The Next Generation of Environmental Justice

While progress has been made, the OEJ's mission underscores that the work toward environmental justice is not done. Looking ahead, Dr. Buchanan has noticed many young people have grown up with an increased awareness of health inequalities.

“Many young people see these challenges as long-standing generational issues and are working hard to address them,” Dr. Buchanan said. “They, too, recognize, environmental justice must be pursued to realize health equity.”

For Dr. Buchanan, this point hits especially close to home. Just as she followed her father's footsteps in the pursuit of environmental justice, her daughter is doing the same, having just completed her seventh year of service at the US Environmental Protection Agency.

Do you want to get involved, too? NEEF offers resources for healthcare professionals and others who would like to learn more about environmental justice:

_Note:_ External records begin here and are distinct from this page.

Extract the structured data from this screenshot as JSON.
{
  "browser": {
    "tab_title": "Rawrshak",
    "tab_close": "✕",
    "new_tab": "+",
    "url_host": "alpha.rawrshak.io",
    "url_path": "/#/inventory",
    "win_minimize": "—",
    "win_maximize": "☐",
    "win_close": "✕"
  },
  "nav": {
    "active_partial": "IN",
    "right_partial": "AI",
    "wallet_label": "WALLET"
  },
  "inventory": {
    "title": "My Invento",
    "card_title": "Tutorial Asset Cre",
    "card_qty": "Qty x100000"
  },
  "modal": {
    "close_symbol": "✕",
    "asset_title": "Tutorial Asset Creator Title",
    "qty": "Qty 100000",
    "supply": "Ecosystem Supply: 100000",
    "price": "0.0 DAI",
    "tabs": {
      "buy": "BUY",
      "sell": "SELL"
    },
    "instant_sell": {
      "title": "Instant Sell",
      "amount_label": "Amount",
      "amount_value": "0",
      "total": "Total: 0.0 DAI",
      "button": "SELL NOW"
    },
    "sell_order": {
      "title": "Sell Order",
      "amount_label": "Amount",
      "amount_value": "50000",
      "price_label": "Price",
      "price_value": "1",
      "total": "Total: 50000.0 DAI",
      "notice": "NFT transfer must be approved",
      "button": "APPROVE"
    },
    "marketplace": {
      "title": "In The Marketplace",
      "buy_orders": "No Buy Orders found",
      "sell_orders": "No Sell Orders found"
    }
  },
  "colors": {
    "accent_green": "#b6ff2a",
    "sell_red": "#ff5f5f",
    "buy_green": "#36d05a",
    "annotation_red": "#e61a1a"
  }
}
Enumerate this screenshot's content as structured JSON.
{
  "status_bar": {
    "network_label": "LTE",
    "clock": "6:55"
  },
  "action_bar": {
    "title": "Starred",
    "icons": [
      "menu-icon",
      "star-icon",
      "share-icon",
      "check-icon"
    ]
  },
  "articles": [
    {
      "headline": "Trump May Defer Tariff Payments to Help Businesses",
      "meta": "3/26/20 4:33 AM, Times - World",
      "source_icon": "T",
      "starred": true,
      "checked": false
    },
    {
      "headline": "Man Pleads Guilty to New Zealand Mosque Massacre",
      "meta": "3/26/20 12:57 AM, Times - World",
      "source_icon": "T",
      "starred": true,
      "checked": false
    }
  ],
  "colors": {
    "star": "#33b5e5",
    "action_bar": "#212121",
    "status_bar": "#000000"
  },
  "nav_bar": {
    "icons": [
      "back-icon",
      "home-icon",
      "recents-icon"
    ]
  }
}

  • Nature-Based Trauma-Informed Care in BIPOC Communities: In September 2022, NEEF and the US Forest Service (USFS) hosted a webinar to share strategies for healthcare professionals, outdoor interpretive and volunteer staff, and community organizations looking to use nature as a tool for promoting wellness, resilience, and recovery to their patients and community.
  • Children's Environmental Health Series: The 2021 Children's Environmental Health Series focused on the impact of environmental factors on children's health and well-being. The panel and activities engaged medical and public health professionals in discussions that explored prominent issues affecting marginalized people and presented evidence-based methods for integrating best practices for broad implementation.
  • Pediatric Asthma Initiative: Review more information about asthma care and management for medical and public health professionals, including a free eLearning course developed to help pediatric healthcare providers and clinicians manage environmental asthma triggers and intervention strategies.